|The first excerpt represents the element of Air. It speaks of mental influences and the process of thought, and is drawn from Songs of Travel by Robert Louis Stevenson:
Call him with lighted lamp in the eventide.
Thick as the stars at night when the moon is down,
Pleasures assail him. He to his nobler fate
Fares; and but waves a hand as he passes on,
Cries but a wayside word to her at the garden gate,
Sings but a boyish stave and his face is gone.
IN dreams, unhappy, I behold you stand
The unremembered tokens in your hand
Avail no more.
|The second excerpt represents the element of Fire. It speaks of emotional influences and base passions, and is drawn from U. S. Project Trinity Report by Carl Maag and Steve Rohrer:
until early 1947 (1).
Between 20 July 1945 and 21 November 1945, 67 groups entered the
ground zero area. Most of these parties entered in the month after
shot-day. These were the scientists and technicians conducting
experiments or retrieving data. By the beginning of September, most
of those who entered the ground zero area were invited guests (1).
Also during the period 20 July through 21 November, at least 71
soldiers were at the TRINITY test site. Twenty-five of these men were
support personnel who never went within 460 meters of ground zero.
The remaining 46 men were technical personnel, laborers who erected
the 460-meter fence, or military policemen who served as guides.
|The third excerpt represents the element of Water. It speaks of pure spiritual influences and feelings of love, and is drawn from Gambara by Honore de Balzac:
"/Ecco la Marianna/!" exclaimed the cook.
Marianna recognized Giardini, the erewhile cook, in the poor fellow
she saw, without wondering by what series of disasters he had sunk to
keep a miserable shop for secondhand food. She went in and sat down,
for she had come from Fontainebleau. She had walked fourteen leagues

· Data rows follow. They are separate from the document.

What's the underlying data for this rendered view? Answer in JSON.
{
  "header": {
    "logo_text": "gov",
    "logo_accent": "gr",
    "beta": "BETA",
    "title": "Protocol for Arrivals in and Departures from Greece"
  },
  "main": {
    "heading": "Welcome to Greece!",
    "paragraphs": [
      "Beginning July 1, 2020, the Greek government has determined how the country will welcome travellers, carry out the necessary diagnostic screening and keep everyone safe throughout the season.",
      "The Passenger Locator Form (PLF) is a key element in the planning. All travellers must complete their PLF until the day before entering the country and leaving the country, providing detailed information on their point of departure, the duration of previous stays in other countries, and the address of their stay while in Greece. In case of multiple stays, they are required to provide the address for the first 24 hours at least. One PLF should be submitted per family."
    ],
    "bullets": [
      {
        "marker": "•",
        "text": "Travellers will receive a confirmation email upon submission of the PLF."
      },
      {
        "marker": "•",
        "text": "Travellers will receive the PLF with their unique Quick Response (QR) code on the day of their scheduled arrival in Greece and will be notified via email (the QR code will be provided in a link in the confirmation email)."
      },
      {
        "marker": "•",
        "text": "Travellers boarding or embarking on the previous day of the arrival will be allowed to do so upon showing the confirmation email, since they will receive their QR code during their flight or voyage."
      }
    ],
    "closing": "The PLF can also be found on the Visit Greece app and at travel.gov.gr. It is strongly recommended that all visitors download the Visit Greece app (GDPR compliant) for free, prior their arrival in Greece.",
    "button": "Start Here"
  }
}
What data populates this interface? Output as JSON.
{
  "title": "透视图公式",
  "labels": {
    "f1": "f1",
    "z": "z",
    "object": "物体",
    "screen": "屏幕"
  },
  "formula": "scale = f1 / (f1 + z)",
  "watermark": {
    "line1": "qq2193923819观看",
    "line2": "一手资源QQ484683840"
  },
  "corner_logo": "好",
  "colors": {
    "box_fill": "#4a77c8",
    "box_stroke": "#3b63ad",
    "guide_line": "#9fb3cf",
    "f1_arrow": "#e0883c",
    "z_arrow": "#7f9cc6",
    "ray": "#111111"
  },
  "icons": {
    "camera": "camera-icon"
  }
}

that day, after begging her bread from Turin to Paris.
She frightened that terrible trio! Of all her wondrous beauty nothing
remained but her fine eyes, dimmed and sunken. The only thing faithful
to her was misfortune.
She was welcomed by the skilled old instrument mender, who greeted her
with unspeakable joy.
|The fourth excerpt represents the element of Earth. It speaks of physical influences and the impact of the unseen on the visible world, and is drawn from The Amazing Interlude by Mary Roberts Rinehart:
of the English - their attitude not so much of suppressing their private
griefs as of refusing to obtrude them. A strongly individualistic people,
they were already commencing to think nationally. Grief was a private
matter, to be borne privately. To the world they must present an unbroken
front, an unshaken and unshakable faith. A new attitude, and a strange
one, for grumbling, crochety, gouty-souled England.
A people who had for centuries insisted not only on its rights but on
its privileges was now giving as freely as ever it had demanded. It
was as though, having hoarded all those years, it had but been hoarding
against the day of payment. As it had received it gave - in money, in
effort, in life. And without pretext.